Tiga CEO Dr. Richard Wilson said that piracy can be a challenge for many games developers and digital publishers and the piracy of video games has been particularly sensitive on the Android platform.
"TIGA's survey shows that many games businesses continue to find the most effective response to the problem of piracy is to adopt new business models, such as subscription based services and free to play games," Wilson said.
"UK developers are taking the initiative to deal with the issue of piracy and are looking for new ways of delivering content and communicating directly with their consumers.
"This is testament to the generally pragmatic and innovative approach of the UK video game industry."
However, about 73% of considered that the piracy level maintained stability, and 40% of surveyed anticipated it to be a threat to their business within five years, while 37% felt it would not.
About 67% of respondents believed that amount of piracy is reportedly high on Android smartphones compared to other handsets including the iPhone.
TIGA chairman Kingsley OBE said that the latest findings are encouraging, because although the issue of piracy is one that continues to threaten UK game developers and digital publishers, it's also an issue our industry is responding to positively and creatively.
"It's good to see so many UK games businesses looking to innovate their way around the challenge of piracy," OBE said.
About 57% of respondents said that their businesses did not have any successful experiences of bringing down the piracy, majority of them have not even tried to contact those sites that offered pirated versions of their work.

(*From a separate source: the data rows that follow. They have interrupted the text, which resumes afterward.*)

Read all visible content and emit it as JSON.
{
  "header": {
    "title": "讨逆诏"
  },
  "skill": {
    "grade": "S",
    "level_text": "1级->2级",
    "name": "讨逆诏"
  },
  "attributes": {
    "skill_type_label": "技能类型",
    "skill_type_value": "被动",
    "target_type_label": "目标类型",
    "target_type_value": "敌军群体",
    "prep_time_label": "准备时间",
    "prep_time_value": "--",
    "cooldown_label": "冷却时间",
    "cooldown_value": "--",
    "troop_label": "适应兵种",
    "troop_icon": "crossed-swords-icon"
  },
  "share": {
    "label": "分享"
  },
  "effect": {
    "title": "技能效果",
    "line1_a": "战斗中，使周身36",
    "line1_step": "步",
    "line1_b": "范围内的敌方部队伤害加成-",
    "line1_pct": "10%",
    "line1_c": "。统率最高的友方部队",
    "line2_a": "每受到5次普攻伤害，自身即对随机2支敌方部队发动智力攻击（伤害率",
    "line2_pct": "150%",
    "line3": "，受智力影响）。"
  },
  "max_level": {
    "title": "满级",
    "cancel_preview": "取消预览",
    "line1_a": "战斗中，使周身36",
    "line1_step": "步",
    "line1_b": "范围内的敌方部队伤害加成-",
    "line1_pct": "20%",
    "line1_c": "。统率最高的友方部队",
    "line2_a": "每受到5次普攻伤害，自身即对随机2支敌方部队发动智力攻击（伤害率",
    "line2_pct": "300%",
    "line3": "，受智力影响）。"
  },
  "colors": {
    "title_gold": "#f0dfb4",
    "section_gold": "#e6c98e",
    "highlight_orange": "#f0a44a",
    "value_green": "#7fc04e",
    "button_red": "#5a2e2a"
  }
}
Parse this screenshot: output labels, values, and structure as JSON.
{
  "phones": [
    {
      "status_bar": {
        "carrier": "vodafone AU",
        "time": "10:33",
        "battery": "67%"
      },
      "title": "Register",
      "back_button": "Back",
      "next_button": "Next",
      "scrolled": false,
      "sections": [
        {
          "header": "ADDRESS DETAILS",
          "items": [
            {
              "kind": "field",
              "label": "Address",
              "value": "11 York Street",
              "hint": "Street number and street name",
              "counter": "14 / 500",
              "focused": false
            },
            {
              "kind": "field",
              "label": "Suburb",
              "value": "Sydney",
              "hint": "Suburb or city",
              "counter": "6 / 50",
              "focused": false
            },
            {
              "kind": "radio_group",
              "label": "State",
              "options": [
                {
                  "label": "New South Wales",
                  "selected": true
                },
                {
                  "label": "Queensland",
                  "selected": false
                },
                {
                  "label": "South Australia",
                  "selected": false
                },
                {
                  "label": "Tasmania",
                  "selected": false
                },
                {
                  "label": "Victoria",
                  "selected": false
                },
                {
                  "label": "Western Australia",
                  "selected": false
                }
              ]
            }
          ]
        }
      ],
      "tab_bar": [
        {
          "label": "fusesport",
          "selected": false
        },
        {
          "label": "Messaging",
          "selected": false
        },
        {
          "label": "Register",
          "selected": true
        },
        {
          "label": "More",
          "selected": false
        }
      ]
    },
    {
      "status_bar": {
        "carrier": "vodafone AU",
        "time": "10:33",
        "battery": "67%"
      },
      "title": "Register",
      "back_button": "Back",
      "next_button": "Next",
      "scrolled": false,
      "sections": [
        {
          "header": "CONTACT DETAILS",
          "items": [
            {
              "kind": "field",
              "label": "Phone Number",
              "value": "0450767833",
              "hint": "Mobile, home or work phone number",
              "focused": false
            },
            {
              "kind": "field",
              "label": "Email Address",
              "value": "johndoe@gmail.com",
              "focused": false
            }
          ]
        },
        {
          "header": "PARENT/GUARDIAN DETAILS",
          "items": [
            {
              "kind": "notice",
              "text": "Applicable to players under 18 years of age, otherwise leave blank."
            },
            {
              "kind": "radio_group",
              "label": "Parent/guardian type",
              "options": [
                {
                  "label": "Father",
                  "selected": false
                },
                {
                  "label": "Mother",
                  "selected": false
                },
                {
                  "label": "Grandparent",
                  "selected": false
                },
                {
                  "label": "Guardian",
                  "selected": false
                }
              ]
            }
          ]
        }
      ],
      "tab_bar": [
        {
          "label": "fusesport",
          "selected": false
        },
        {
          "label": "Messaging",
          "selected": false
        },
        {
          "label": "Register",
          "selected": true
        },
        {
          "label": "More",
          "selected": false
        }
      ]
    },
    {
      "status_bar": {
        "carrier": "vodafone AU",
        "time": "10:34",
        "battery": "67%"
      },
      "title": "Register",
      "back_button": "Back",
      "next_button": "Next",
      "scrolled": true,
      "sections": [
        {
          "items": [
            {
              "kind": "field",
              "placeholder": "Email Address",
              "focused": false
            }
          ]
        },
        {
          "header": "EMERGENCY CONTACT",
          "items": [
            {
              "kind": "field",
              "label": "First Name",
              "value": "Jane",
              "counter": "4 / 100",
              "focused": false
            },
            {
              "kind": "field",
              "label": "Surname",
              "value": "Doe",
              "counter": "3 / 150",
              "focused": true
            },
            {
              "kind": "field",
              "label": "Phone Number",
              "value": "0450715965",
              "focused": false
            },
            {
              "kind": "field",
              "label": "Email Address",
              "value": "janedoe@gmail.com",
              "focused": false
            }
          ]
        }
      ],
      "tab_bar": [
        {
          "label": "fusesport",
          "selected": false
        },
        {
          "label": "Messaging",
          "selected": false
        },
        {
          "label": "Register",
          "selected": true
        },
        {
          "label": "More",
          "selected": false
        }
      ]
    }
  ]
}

In addition, respondents also noted some efforts as effective, including the general security of in-app purchases in addition to necessitate online security checks for game apps every few days, which would limit the time pirated games can be played for.